__Data to examine__.
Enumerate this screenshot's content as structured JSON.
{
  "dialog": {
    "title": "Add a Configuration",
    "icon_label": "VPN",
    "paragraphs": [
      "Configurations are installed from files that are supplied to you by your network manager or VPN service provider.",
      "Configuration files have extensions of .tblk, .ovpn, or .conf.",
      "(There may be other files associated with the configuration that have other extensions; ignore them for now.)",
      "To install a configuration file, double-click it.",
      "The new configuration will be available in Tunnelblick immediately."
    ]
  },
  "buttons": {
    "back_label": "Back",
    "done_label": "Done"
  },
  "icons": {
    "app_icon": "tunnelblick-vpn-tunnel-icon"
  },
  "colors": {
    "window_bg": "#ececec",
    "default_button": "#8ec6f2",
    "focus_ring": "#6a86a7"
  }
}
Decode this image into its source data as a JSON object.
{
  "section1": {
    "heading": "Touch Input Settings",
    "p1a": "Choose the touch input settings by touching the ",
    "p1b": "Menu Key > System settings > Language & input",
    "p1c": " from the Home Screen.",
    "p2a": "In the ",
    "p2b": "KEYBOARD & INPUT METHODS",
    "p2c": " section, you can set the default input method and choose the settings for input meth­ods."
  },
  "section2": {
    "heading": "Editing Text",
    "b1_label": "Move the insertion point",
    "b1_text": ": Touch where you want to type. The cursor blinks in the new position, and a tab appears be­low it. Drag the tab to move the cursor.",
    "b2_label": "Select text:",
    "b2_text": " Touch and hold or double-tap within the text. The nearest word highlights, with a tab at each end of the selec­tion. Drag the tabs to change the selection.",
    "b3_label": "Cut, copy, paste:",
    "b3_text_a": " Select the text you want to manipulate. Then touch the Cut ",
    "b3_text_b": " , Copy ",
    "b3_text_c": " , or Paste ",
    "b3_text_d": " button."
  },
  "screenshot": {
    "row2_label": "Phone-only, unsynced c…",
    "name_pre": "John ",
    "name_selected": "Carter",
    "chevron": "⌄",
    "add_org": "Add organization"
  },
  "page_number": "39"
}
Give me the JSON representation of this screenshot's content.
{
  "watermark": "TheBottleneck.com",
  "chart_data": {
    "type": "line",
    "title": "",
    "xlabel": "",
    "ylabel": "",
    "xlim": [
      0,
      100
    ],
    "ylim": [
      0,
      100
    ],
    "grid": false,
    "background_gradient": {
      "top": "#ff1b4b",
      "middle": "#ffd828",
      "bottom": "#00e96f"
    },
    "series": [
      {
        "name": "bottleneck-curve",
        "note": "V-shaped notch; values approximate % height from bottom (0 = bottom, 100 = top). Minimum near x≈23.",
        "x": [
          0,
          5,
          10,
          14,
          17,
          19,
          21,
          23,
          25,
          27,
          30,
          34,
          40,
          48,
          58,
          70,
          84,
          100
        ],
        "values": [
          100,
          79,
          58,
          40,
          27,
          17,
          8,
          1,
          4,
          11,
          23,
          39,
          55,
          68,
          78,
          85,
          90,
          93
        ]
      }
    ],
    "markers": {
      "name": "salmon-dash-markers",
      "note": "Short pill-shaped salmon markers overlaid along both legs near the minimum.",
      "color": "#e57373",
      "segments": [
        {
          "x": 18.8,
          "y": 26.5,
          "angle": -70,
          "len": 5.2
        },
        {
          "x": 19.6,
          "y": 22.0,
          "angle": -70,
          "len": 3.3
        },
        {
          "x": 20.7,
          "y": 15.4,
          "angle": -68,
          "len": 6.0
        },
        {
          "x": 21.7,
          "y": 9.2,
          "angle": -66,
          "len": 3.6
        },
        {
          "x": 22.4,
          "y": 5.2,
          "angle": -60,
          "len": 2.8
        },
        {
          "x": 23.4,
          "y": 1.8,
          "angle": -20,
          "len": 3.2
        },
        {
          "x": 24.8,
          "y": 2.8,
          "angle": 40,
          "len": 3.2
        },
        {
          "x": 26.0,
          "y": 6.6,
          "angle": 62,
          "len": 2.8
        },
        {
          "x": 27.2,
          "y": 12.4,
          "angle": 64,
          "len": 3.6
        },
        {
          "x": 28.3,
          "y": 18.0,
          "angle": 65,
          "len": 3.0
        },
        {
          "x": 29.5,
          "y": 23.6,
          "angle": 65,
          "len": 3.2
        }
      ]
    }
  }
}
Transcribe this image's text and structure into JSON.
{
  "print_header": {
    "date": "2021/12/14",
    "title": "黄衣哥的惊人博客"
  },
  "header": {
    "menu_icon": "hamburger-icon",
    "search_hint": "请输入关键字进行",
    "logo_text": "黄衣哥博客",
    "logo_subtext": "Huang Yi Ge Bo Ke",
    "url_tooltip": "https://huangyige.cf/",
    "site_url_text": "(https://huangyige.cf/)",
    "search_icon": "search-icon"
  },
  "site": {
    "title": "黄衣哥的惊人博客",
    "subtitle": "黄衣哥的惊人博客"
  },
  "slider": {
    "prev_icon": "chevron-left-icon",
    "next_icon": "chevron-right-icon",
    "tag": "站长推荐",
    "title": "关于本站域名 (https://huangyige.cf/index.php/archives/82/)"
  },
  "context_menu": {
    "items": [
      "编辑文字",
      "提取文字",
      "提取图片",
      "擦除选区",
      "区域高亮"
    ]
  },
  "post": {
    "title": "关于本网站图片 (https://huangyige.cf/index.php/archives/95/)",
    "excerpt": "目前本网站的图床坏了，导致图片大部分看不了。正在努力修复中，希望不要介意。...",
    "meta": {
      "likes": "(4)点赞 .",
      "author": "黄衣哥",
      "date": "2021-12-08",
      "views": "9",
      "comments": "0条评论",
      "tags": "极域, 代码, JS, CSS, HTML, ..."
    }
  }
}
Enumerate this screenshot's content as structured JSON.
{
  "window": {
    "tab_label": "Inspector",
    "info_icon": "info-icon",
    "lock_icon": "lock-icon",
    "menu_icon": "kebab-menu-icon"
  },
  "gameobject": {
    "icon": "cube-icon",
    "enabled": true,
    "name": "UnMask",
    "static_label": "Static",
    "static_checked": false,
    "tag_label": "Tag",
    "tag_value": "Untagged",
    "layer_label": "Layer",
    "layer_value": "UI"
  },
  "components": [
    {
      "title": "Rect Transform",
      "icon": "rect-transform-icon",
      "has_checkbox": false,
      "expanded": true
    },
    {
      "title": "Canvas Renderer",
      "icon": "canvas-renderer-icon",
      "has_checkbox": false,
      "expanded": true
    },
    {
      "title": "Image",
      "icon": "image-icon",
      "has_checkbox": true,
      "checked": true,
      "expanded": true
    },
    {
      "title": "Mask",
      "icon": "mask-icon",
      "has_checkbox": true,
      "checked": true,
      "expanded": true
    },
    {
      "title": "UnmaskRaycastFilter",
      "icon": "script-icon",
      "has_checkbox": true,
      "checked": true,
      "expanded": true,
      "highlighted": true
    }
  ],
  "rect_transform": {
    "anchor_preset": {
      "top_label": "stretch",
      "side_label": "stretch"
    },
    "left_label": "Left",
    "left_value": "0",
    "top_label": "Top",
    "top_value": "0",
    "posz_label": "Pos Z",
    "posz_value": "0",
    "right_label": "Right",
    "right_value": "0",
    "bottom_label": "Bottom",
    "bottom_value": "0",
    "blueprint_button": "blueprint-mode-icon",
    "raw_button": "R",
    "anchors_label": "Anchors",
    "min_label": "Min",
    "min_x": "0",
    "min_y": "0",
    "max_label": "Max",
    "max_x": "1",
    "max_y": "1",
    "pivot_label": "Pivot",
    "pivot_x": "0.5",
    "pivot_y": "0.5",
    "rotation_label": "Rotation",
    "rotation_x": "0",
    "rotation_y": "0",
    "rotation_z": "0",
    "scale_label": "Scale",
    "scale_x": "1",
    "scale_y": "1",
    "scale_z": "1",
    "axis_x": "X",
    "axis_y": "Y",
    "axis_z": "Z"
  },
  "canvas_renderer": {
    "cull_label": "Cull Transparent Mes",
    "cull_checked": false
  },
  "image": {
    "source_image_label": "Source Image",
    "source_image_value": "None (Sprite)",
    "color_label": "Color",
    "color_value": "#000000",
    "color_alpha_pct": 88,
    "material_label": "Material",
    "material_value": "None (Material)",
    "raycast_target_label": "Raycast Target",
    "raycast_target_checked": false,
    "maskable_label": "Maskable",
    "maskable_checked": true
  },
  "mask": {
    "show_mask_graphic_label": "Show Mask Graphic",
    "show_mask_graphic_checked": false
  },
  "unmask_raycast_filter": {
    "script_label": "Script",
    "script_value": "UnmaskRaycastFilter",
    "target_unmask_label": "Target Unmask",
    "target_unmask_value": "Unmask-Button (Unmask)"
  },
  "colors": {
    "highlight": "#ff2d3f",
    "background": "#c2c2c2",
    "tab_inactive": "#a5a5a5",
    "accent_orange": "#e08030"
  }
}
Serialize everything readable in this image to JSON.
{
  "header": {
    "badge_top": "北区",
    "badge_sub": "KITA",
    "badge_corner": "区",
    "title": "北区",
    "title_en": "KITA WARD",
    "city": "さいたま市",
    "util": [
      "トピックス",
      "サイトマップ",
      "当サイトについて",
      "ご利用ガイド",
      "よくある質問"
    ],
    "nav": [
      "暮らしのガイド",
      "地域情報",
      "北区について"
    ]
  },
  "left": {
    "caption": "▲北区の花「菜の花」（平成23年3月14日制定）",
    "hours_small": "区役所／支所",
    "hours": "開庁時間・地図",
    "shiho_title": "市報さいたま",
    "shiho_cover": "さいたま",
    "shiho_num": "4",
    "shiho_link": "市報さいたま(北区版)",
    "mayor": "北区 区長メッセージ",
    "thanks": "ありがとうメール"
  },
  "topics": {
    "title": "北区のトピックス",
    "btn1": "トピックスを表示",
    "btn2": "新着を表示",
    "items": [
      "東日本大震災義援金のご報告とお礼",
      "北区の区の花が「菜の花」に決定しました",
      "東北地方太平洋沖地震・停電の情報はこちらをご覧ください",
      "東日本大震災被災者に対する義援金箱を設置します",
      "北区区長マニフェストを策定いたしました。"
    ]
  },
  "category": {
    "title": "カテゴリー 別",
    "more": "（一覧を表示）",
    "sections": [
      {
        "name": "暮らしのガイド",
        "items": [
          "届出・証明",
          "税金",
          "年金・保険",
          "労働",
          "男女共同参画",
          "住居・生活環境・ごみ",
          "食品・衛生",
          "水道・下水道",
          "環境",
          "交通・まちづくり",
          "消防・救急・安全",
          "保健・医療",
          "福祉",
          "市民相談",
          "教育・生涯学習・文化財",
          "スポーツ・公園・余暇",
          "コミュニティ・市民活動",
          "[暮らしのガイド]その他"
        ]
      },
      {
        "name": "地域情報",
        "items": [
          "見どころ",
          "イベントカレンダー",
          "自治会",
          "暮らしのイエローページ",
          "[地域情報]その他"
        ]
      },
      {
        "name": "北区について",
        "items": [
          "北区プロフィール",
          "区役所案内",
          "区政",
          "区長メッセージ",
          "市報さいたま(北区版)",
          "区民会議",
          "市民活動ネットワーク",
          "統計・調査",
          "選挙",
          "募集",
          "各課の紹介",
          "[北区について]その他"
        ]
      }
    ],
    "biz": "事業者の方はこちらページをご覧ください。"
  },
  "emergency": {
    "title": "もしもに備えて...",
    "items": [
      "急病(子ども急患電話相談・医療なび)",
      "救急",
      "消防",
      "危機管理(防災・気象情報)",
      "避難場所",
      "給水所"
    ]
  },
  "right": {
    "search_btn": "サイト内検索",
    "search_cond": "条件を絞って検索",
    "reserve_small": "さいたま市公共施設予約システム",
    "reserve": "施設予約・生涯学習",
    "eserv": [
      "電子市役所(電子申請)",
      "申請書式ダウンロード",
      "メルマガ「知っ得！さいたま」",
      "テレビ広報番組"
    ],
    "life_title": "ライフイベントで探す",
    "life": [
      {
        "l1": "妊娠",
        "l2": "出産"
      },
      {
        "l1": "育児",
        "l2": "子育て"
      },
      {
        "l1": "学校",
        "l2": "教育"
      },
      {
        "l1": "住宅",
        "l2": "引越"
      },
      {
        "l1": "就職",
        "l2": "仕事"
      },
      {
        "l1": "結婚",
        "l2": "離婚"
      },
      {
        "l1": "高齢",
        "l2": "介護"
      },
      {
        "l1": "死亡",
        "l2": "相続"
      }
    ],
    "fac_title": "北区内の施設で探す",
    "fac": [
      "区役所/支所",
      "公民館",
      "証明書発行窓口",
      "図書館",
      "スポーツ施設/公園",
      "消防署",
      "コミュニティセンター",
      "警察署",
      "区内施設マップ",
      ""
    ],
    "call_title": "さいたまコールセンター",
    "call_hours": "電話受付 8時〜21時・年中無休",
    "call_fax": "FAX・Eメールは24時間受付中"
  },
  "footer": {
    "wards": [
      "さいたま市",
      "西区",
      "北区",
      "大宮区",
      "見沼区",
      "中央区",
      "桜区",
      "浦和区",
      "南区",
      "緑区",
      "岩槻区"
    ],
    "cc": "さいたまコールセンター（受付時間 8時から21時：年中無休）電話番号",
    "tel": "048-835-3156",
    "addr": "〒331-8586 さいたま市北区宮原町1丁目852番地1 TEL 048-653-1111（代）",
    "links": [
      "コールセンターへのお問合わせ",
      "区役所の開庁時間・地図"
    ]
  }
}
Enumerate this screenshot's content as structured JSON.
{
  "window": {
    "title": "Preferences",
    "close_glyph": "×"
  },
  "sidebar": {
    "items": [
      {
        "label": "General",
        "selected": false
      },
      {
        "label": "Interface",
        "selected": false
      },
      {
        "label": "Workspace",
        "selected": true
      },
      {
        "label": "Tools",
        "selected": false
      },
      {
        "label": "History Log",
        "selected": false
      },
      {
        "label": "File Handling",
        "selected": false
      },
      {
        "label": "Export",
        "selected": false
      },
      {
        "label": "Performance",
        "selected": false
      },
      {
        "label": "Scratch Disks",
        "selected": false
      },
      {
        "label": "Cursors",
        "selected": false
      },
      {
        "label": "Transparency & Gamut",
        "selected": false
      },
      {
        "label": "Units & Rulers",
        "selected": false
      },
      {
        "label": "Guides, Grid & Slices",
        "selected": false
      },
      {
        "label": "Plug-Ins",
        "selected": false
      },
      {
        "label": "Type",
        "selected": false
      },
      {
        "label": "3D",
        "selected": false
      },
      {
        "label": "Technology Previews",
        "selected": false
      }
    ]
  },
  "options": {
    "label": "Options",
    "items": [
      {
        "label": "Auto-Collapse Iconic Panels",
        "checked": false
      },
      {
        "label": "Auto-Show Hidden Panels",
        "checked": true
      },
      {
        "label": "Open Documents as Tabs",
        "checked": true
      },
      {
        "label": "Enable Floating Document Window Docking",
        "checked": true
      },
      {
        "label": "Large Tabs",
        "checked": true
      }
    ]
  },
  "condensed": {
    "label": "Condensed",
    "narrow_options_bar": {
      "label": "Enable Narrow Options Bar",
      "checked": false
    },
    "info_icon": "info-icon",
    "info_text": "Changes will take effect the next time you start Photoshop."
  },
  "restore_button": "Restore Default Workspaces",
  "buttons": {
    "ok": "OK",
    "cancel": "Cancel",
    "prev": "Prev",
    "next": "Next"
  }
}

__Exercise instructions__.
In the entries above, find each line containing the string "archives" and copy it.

__Task solution__.
    "title": "关于本站域名 (https://huangyige.cf/index.php/archives/82/)"
    "title": "关于本网站图片 (https://huangyige.cf/index.php/archives/95/)",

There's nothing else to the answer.